The leader of the state's largest farm organization has been re-elected to a new term in office. California Farm Bureau Federation President Doug Mosebar was re-elected in a unanimous vote of delegates to the organization's Annual Meeting, as it ended yesterday (Wednesday) in Sparks, Nevada. Mosebar is from Santa Ynez and begins a second two-year term as Farm Bureau president. Farm Bureau vice presidents Paul Wenger of Modesto and Kenny Watkins of Linden also won re-election.
Educating a new generation of farmers and other agricultural professionals has taken on additional urgency as California's farm population ages. The chancellor of the California State University system brought some encouraging news, when he spoke to the California Farm Bureau Annual Meeting. Chancellor Charles Reed said the CSU system remains committed to agricultural education and that enrollment in its agricultural colleges rose 5 percent this year.
The active harvest has ended, but California apple farmers continue to ship fruit to market. The California Apple Commission says farmers harvested enough fruit to fill 3 million, 40-pound boxes. The commission reports strong domestic demand, so shippers didn't send as many apples to foreign markets. But Mexico was an exception. Demand remains so high that the export period has been extended more than a month, until December 21st.
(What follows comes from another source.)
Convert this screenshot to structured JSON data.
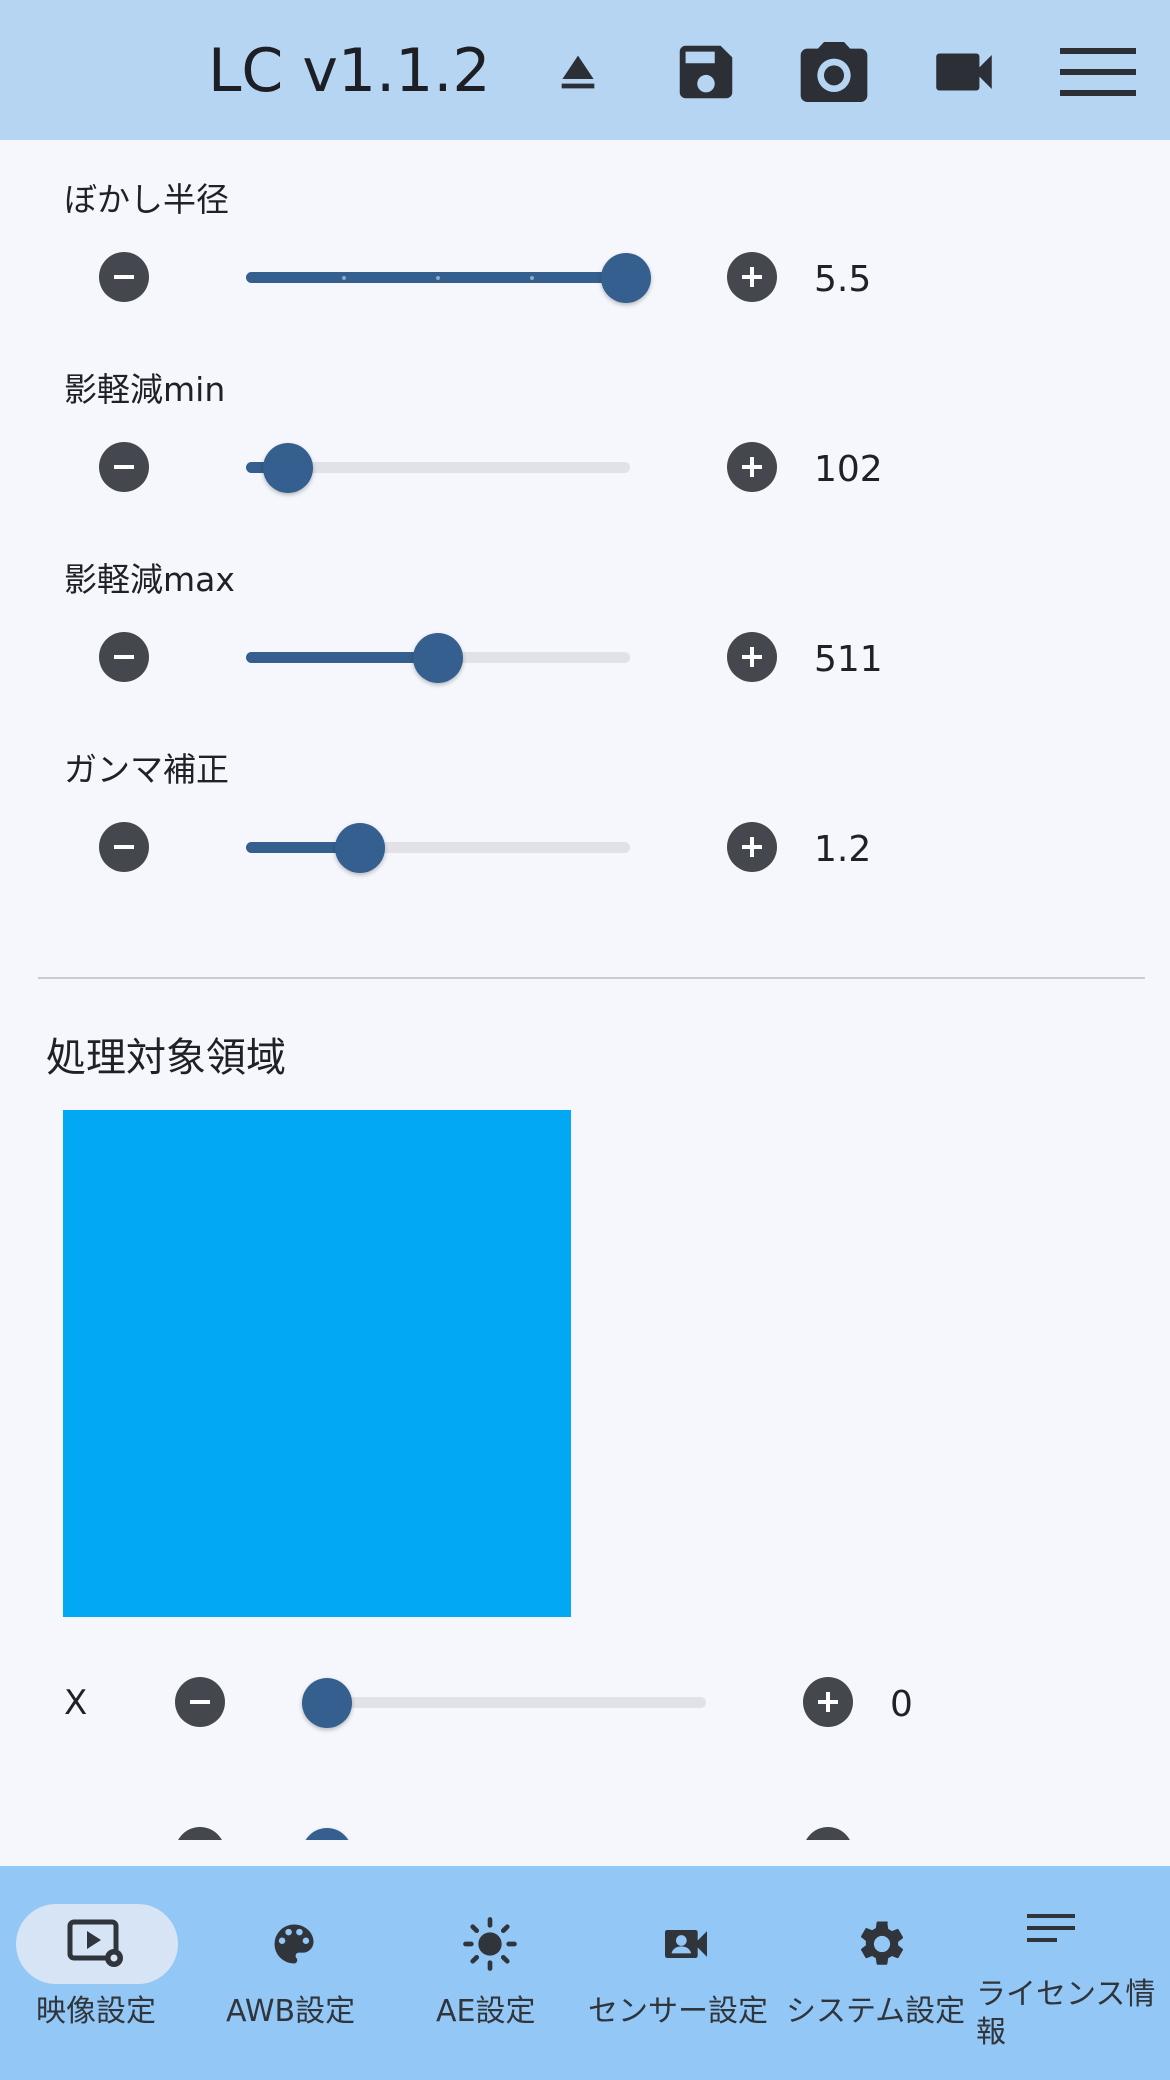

Americans don't eat as much dried fruit as they once did. A U.S. Agriculture Department report says Americans have reduced consumption of raisins and dried plums since the mid-1990s. Demand for dried apples, dates and figs has also diminished. The report says competition from other dried fruits could be part of the reason. Use of dried strawberries, blueberries, raspberries and cranberries has increased in snack foods and cereals.Top